*** Opening of Input for this task ***

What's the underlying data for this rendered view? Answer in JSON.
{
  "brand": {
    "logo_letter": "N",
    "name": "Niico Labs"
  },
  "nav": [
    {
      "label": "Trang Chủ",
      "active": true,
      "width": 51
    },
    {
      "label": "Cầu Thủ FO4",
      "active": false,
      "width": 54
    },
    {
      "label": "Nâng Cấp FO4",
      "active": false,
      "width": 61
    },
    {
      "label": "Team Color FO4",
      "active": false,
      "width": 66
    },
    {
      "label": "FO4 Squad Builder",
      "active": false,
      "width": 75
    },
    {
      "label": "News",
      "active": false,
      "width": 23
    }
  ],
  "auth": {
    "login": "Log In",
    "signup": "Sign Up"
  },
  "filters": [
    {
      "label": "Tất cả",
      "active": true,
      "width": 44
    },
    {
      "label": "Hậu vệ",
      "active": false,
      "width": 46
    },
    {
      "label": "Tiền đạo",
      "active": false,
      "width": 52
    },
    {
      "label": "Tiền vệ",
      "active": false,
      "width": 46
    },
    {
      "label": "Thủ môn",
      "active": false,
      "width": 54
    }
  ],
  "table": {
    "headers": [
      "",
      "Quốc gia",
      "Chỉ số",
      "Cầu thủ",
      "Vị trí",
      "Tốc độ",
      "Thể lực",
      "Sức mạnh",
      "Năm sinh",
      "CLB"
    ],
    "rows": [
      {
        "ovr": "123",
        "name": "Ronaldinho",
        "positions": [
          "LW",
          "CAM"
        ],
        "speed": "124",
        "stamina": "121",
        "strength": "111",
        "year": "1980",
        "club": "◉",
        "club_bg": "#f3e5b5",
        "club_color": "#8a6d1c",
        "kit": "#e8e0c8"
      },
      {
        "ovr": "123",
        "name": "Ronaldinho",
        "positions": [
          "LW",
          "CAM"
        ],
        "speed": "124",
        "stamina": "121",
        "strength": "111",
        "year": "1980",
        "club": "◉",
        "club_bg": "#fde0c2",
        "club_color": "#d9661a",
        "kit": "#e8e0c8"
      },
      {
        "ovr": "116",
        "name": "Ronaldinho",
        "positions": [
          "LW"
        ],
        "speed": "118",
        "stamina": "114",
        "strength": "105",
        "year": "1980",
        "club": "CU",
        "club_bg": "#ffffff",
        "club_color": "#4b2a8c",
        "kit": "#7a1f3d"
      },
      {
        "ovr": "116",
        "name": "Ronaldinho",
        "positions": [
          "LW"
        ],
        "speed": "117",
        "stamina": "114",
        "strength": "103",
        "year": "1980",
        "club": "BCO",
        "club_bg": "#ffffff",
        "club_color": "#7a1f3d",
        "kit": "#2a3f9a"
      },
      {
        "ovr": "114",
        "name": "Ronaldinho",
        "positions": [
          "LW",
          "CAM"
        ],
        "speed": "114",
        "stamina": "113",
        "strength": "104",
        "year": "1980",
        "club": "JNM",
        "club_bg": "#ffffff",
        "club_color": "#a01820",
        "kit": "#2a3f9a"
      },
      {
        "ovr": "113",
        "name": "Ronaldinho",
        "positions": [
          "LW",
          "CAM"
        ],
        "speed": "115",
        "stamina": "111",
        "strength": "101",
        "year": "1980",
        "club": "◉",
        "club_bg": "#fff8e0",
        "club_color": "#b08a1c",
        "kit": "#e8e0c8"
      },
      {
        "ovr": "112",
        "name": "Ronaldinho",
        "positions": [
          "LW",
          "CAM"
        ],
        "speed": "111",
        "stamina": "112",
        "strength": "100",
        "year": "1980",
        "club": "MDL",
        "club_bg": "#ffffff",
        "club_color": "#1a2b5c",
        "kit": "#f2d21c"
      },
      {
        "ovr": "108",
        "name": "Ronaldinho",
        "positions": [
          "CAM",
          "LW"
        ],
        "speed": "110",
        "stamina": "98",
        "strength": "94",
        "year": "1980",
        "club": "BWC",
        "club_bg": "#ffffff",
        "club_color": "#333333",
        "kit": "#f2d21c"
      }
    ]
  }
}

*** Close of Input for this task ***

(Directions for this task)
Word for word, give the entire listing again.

(Answer to this problem)
What's the underlying data for this rendered view? Answer in JSON.
{
  "brand": {
    "logo_letter": "N",
    "name": "Niico Labs"
  },
  "nav": [
    {
      "label": "Trang Chủ",
      "active": true,
      "width": 51
    },
    {
      "label": "Cầu Thủ FO4",
      "active": false,
      "width": 54
    },
    {
      "label": "Nâng Cấp FO4",
      "active": false,
      "width": 61
    },
    {
      "label": "Team Color FO4",
      "active": false,
      "width": 66
    },
    {
      "label": "FO4 Squad Builder",
      "active": false,
      "width": 75
    },
    {
      "label": "News",
      "active": false,
      "width": 23
    }
  ],
  "auth": {
    "login": "Log In",
    "signup": "Sign Up"
  },
  "filters": [
    {
      "label": "Tất cả",
      "active": true,
      "width": 44
    },
    {
      "label": "Hậu vệ",
      "active": false,
      "width": 46
    },
    {
      "label": "Tiền đạo",
      "active": false,
      "width": 52
    },
    {
      "label": "Tiền vệ",
      "active": false,
      "width": 46
    },
    {
      "label": "Thủ môn",
      "active": false,
      "width": 54
    }
  ],
  "table": {
    "headers": [
      "",
      "Quốc gia",
      "Chỉ số",
      "Cầu thủ",
      "Vị trí",
      "Tốc độ",
      "Thể lực",
      "Sức mạnh",
      "Năm sinh",
      "CLB"
    ],
    "rows": [
      {
        "ovr": "123",
        "name": "Ronaldinho",
        "positions": [
          "LW",
          "CAM"
        ],
        "speed": "124",
        "stamina": "121",
        "strength": "111",
        "year": "1980",
        "club": "◉",
        "club_bg": "#f3e5b5",
        "club_color": "#8a6d1c",
        "kit": "#e8e0c8"
      },
      {
        "ovr": "123",
        "name": "Ronaldinho",
        "positions": [
          "LW",
          "CAM"
        ],
        "speed": "124",
        "stamina": "121",
        "strength": "111",
        "year": "1980",
        "club": "◉",
        "club_bg": "#fde0c2",
        "club_color": "#d9661a",
        "kit": "#e8e0c8"
      },
      {
        "ovr": "116",
        "name": "Ronaldinho",
        "positions": [
          "LW"
        ],
        "speed": "118",
        "stamina": "114",
        "strength": "105",
        "year": "1980",
        "club": "CU",
        "club_bg": "#ffffff",
        "club_color": "#4b2a8c",
        "kit": "#7a1f3d"
      },
      {
        "ovr": "116",
        "name": "Ronaldinho",
        "positions": [
          "LW"
        ],
        "speed": "117",
        "stamina": "114",
        "strength": "103",
        "year": "1980",
        "club": "BCO",
        "club_bg": "#ffffff",
        "club_color": "#7a1f3d",
        "kit": "#2a3f9a"
      },
      {
        "ovr": "114",
        "name": "Ronaldinho",
        "positions": [
          "LW",
          "CAM"
        ],
        "speed": "114",
        "stamina": "113",
        "strength": "104",
        "year": "1980",
        "club": "JNM",
        "club_bg": "#ffffff",
        "club_color": "#a01820",
        "kit": "#2a3f9a"
      },
      {
        "ovr": "113",
        "name": "Ronaldinho",
        "positions": [
          "LW",
          "CAM"
        ],
        "speed": "115",
        "stamina": "111",
        "strength": "101",
        "year": "1980",
        "club": "◉",
        "club_bg": "#fff8e0",
        "club_color": "#b08a1c",
        "kit": "#e8e0c8"
      },
      {
        "ovr": "112",
        "name": "Ronaldinho",
        "positions": [
          "LW",
          "CAM"
        ],
        "speed": "111",
        "stamina": "112",
        "strength": "100",
        "year": "1980",
        "club": "MDL",
        "club_bg": "#ffffff",
        "club_color": "#1a2b5c",
        "kit": "#f2d21c"
      },
      {
        "ovr": "108",
        "name": "Ronaldinho",
        "positions": [
          "CAM",
          "LW"
        ],
        "speed": "110",
        "stamina": "98",
        "strength": "94",
        "year": "1980",
        "club": "BWC",
        "club_bg": "#ffffff",
        "club_color": "#333333",
        "kit": "#f2d21c"
      }
    ]
  }
}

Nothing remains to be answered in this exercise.